On the front end of the lightweight barrel is an effective muzzle brake that, while loud, does an admirable job of reducing felt recoil and muzzle rise. Admittedly, the 5.56 NATO round is pretty tame and isn’t known for heavy recoil, but the brake does make follow-up shots a bit faster.
The aluminum upper receiver has a Picatinny accessory rail running from the front of the handguard to the rear on which flip-up front and rear iron sights are mounted. Both are alloy, not polymer, with the rear having a large and small aperture. It is adjustable for windage, whereas the front is an elevation-adjustable post surrounded by protective wings.
The charging handle can be easily installed on the left or right, while the magazine latch and safety selector are ambidextrous, making the 805 right- or left-hand friendly. Although the bolt is held back after the last round is fired, the bolt latch is located only on the left side of the receiver. To release the bolt to return to battery, the charging handle must be retracted and released. The SCAR’s bolt can be released the same way, but also by pressing the bolt catch toggle on the left side. The charging handle reciprocates when the gun is fired.
Those shooters with small- to medium-size hands will find the reach to be longer than on an AR or the SCAR. Some may have difficulty reaching the controls without altering their grip. For an even longer reach, the grip backstrap can be replaced with a larger one available from the manufacturer.
The 805 has a polymer buttstock that can be folded to the right by pressing a button and can be adjusted for length. A non-slip rubber buttpad is installed, and the cheek piece on the comb can be moved from one side to the other.
Field stripping for cleaning purposes is simple and requires no special tools. First, after making certain the gun is unloaded, the charging handle is retracted and allowed to go forward. The safety is engaged, and then the front takedown pin is removed. This allows the lower receiver to be moved slightly forward and pulled down, separating it from the rest of the gun.
Next, the rear takedown pin is removed and then, while pressing the takedown button at the rear of the upper receiver, the buttstock assembly slides down and away from the upper. This allows the recoil spring assembly to be withdrawn from the rear of the upper. Then the bolt carrier assembly is pulled to the rear using the charging handle and when the charging handle is aligned with the cutout in the receiver, it is withdrawn which allows the bolt carrier to be removed from the back.
The gas piston assembly is removed by rotating the valve 180 degrees while pressing a spring-loaded detent with a pointed object. The assembly can then be pulled forward and separated from the upper. The gas valve and piston are then easily pulled apart. Those familiar with the SCAR 16S may wonder why disassembly stops here and the bolt and firing pin are not removed from the bolt carrier. To do so requires a punch to drive retaining pins, something that is not easily done in the field and is probably best left to a gunsmith or armorer.
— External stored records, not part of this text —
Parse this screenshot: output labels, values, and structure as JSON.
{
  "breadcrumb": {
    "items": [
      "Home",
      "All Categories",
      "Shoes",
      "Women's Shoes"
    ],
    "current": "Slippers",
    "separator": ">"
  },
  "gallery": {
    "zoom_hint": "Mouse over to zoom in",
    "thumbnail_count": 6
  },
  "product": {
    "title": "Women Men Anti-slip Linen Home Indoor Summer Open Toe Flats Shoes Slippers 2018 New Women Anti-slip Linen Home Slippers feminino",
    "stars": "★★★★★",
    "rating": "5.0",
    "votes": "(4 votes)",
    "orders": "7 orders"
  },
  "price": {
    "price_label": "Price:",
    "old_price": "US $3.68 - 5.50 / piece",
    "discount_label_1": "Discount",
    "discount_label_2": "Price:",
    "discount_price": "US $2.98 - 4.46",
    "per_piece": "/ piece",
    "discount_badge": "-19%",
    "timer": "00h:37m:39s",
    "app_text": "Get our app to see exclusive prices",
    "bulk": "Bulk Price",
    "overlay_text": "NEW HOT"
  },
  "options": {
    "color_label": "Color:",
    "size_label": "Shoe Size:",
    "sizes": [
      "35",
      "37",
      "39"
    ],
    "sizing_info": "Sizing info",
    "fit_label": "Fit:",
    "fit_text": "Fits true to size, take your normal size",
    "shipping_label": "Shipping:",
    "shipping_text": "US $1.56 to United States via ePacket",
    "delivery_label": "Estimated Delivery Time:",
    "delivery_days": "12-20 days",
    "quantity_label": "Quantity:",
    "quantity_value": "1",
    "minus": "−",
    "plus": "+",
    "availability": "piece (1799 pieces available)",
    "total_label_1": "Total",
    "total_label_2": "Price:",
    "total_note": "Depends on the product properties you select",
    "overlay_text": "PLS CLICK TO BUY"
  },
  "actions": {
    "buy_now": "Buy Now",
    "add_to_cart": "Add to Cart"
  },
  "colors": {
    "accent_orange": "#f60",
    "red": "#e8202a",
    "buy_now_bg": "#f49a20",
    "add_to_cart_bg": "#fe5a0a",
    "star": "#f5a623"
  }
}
On the Line
The gun proved to be plenty accurate for a gun designed for self-defense, target practice, hunting or fun. Groups averaged around 2 inches at 100 yards, much better than the military standard for the M4 carbine. The best group was delivered by Black Hills 75-grain Match Hollow Point ammunition.
This gun has a lot of features for shooters interested in something other than an AR-15. And with an MSRP of $1,999 compared to the SCAR 16S MSRP of $2,995, the CZ 805 Bren S1 Carbine will appeal to many. For more information, contact CZ-USA, 800-955-4486, CZ-USA.com.
Type: Semi-auto, short-stroke gas piston
Caliber: 5.56×45 NATO
Barrel: 16.2 in., 1:7 twist
Overall Length: 39 in.
Weight: 8.02 lbs.
Sights: Windage and elevation adjustable, flip up
Finish: Black anodized
Capacity: 30+1 rounds
Editor's Note: This article is an excerpt from the Fall 2016 issue of Gun Digest the Magazine.